YOUR INSTRUCTIONS: From the data below, copy each line that includes the word "Double".

*** GIVEN INFORMATION Section Begins ***

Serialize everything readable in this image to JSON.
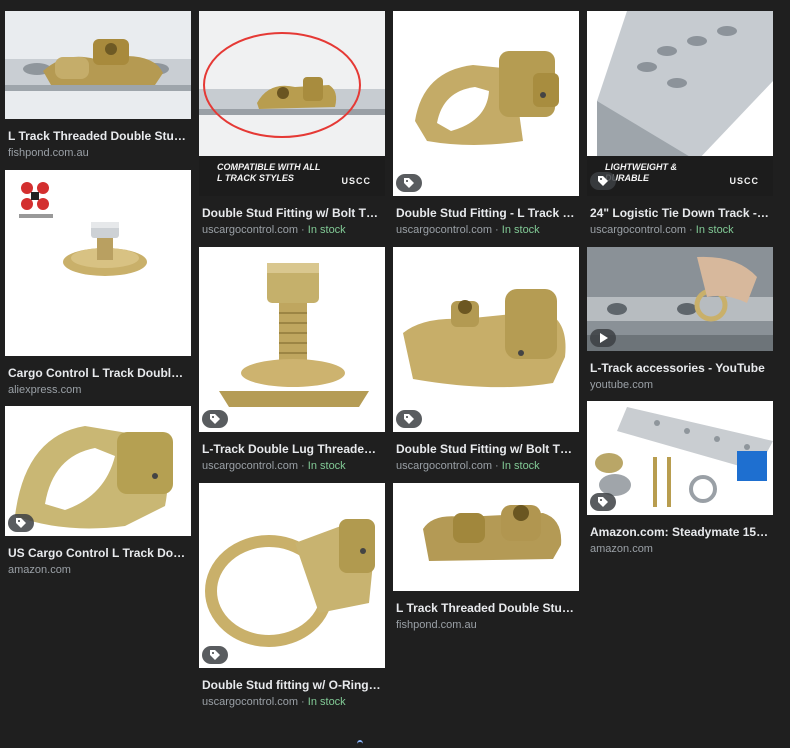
{
  "results": [
    {
      "title": "L Track Threaded Double Stud ...",
      "source": "fishpond.com.au",
      "in_stock": ""
    },
    {
      "title": "Cargo Control L Track Double ...",
      "source": "aliexpress.com",
      "in_stock": ""
    },
    {
      "title": "US Cargo Control L Track Dou...",
      "source": "amazon.com",
      "in_stock": ""
    },
    {
      "title": "Double Stud Fitting w/ Bolt Thr...",
      "source": "uscargocontrol.com",
      "in_stock": "In stock",
      "banner": "Compatible with all L Track styles",
      "banner_logo": "USCC"
    },
    {
      "title": "L-Track Double Lug Threaded ...",
      "source": "uscargocontrol.com",
      "in_stock": "In stock"
    },
    {
      "title": "Double Stud fitting w/ O-Ring - ...",
      "source": "uscargocontrol.com",
      "in_stock": "In stock"
    },
    {
      "title": "Double Stud Fitting - L Track Fi...",
      "source": "uscargocontrol.com",
      "in_stock": "In stock"
    },
    {
      "title": "Double Stud Fitting w/ Bolt Thr...",
      "source": "uscargocontrol.com",
      "in_stock": "In stock"
    },
    {
      "title": "L Track Threaded Double Stud ...",
      "source": "fishpond.com.au",
      "in_stock": ""
    },
    {
      "title": "24\" Logistic Tie Down Track - L...",
      "source": "uscargocontrol.com",
      "in_stock": "In stock",
      "banner": "Lightweight & Durable",
      "banner_logo": "USCC"
    },
    {
      "title": "L-Track accessories - YouTube",
      "source": "youtube.com",
      "in_stock": ""
    },
    {
      "title": "Amazon.com: Steadymate 155...",
      "source": "amazon.com",
      "in_stock": ""
    }
  ],
  "colors": {
    "background": "#1f1f1f",
    "title": "#e8eaed",
    "source": "#9aa0a6",
    "in_stock": "#81c995",
    "annotation_circle": "#e53935"
  },
  "icons": {
    "product_tag": "tag-icon",
    "video": "play-icon",
    "loading": "spinner-icon"
  }
}
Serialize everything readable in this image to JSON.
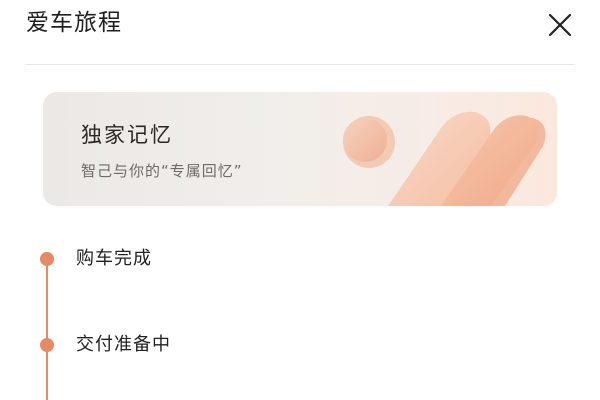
{
  "header": {
    "title": "爱车旅程",
    "close_icon": "close-icon"
  },
  "memory_card": {
    "title": "独家记忆",
    "subtitle": "智己与你的“专属回忆”",
    "decoration_icon": "rounded-stripes-graphic"
  },
  "timeline": {
    "items": [
      {
        "label": "购车完成"
      },
      {
        "label": "交付准备中"
      }
    ]
  },
  "colors": {
    "accent": "#e58a65",
    "card_gradient_start": "#ebe8e6",
    "card_gradient_end": "#fbe8dd",
    "divider": "#e7e7e7"
  }
}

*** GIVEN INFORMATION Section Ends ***

RESULT BELOW:
      "title": "L Track Threaded Double Stud ...",
      "title": "Cargo Control L Track Double ...",
      "title": "Double Stud Fitting w/ Bolt Thr...",
      "title": "L-Track Double Lug Threaded ...",
      "title": "Double Stud fitting w/ O-Ring - ...",
      "title": "Double Stud Fitting - L Track Fi...",
      "title": "Double Stud Fitting w/ Bolt Thr...",
      "title": "L Track Threaded Double Stud ...",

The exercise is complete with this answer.